(Your instructions)
Take each line below that has "text" and copy it.

(Material for the task)
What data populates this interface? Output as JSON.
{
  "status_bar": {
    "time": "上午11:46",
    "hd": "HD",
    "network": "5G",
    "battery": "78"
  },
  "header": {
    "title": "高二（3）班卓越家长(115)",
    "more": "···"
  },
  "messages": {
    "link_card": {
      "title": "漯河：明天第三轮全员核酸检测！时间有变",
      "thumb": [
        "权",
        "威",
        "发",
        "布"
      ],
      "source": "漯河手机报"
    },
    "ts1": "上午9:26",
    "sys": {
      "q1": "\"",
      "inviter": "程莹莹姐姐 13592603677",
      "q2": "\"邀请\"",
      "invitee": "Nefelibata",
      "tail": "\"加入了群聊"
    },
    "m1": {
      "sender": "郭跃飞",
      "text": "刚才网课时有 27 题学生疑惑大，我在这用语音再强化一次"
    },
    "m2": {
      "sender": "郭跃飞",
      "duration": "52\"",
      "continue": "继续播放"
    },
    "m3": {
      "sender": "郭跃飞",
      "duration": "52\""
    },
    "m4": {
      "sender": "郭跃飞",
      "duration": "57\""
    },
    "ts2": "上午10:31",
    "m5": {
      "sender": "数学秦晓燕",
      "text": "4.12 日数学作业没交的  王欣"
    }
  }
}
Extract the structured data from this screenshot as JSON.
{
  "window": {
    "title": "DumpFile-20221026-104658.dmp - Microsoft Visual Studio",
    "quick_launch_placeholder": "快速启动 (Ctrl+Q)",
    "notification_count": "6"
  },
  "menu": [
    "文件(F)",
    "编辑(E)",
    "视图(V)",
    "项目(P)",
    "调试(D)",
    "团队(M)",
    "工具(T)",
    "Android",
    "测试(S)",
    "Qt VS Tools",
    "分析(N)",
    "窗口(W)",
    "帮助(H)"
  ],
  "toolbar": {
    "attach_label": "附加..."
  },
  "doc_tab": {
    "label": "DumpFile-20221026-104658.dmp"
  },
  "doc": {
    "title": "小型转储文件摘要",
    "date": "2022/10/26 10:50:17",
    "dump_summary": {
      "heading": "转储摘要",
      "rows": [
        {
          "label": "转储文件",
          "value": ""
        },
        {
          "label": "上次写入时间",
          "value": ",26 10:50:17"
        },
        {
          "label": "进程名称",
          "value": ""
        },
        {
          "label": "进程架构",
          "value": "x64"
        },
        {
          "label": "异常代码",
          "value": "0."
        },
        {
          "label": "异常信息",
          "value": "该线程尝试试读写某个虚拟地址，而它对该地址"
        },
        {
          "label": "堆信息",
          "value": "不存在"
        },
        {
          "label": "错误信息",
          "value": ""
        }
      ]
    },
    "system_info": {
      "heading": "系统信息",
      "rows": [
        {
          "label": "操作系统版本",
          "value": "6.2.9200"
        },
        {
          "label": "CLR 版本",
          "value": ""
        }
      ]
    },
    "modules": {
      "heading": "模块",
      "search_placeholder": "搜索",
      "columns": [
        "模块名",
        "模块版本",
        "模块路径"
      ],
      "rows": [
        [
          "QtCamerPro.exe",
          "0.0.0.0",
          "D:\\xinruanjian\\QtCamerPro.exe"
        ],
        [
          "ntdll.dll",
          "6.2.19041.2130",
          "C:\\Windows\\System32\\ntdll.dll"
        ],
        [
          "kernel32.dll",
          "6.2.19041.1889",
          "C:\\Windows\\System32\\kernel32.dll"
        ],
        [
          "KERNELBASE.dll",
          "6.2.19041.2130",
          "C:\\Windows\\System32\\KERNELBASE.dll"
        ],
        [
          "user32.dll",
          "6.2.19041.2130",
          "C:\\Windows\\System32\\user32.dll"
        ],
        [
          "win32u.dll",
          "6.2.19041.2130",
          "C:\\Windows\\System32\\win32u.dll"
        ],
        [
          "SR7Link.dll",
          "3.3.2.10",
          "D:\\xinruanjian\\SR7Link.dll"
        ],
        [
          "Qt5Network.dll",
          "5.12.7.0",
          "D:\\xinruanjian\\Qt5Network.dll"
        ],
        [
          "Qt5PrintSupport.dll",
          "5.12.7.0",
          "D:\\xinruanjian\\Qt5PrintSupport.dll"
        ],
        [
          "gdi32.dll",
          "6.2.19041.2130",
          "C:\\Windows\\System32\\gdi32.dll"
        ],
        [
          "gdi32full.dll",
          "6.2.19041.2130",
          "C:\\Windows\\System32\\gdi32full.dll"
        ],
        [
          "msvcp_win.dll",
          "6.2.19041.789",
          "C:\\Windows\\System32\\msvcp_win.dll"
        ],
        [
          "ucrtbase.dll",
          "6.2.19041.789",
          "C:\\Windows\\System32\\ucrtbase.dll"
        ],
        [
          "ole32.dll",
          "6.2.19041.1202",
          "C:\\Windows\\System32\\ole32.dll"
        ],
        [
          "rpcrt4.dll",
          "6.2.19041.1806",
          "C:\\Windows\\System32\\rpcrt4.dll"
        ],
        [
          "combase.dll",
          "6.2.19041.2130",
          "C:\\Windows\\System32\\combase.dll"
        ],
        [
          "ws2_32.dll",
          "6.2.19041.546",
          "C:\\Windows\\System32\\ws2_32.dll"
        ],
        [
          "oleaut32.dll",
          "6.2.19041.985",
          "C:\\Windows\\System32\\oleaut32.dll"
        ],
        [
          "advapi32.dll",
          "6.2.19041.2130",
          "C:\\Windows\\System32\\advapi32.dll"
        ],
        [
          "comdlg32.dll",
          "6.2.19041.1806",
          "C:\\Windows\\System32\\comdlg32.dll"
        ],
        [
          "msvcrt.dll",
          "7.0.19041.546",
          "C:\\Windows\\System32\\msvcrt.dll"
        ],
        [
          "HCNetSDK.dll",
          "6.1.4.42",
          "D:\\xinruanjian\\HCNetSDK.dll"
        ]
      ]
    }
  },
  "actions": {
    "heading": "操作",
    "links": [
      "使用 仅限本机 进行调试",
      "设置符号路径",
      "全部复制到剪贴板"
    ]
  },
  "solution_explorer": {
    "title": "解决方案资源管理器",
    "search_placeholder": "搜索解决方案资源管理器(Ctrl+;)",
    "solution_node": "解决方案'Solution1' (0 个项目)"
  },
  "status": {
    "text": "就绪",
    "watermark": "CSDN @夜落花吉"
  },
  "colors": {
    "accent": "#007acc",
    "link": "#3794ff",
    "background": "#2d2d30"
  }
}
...
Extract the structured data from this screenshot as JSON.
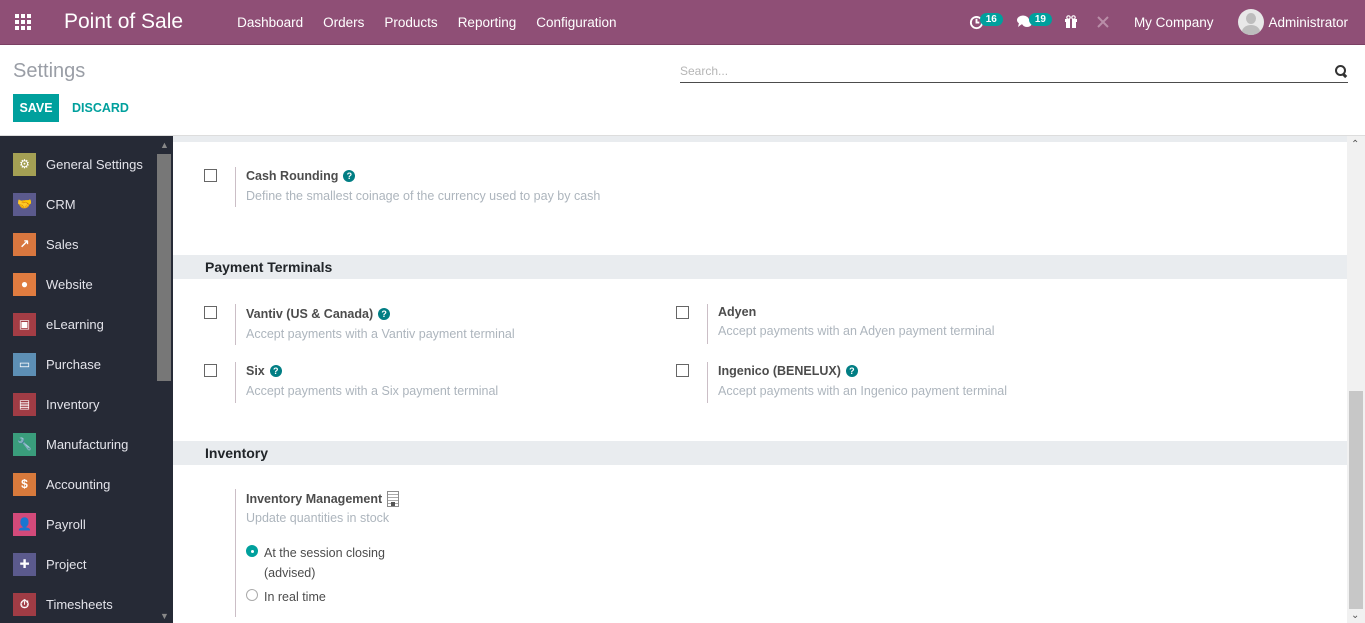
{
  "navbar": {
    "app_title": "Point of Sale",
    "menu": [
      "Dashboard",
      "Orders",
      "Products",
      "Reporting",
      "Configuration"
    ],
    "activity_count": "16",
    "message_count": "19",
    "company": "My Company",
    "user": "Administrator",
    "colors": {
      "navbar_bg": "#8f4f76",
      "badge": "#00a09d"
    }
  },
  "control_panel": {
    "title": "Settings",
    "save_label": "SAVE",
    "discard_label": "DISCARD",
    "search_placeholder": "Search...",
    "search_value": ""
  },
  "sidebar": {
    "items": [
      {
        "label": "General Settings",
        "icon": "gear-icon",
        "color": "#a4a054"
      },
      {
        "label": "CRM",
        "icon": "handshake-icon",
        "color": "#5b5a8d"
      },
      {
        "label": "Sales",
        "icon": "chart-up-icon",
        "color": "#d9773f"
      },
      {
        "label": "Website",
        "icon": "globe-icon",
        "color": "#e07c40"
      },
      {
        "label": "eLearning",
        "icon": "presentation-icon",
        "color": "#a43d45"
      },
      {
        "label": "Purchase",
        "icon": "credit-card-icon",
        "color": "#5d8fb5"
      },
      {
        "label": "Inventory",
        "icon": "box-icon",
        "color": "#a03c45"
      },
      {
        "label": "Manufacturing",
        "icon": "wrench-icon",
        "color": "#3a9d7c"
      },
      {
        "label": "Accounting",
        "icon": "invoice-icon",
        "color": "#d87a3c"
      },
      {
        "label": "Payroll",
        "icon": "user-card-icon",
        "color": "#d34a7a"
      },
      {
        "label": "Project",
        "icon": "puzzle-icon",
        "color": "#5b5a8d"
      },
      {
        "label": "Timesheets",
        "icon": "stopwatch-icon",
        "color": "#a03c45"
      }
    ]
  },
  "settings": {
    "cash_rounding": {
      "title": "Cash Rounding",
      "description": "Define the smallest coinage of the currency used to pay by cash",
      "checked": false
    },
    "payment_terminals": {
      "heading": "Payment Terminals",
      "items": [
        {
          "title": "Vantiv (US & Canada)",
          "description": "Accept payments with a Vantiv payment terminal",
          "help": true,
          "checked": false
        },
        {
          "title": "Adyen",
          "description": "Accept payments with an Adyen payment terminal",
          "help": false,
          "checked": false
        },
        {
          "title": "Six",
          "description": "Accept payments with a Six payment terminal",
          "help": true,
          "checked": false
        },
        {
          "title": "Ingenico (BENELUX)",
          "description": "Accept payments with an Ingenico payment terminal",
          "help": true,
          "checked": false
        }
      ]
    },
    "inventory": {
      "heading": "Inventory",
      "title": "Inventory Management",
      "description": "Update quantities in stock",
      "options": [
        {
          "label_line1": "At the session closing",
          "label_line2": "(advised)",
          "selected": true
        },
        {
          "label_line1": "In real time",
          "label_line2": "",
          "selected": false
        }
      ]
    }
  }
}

(Task result)
      "text": "刚才网课时有 27 题学生疑惑大，我在这用语音再强化一次"
      "text": "4.12 日数学作业没交的  王欣"
    "text": "就绪",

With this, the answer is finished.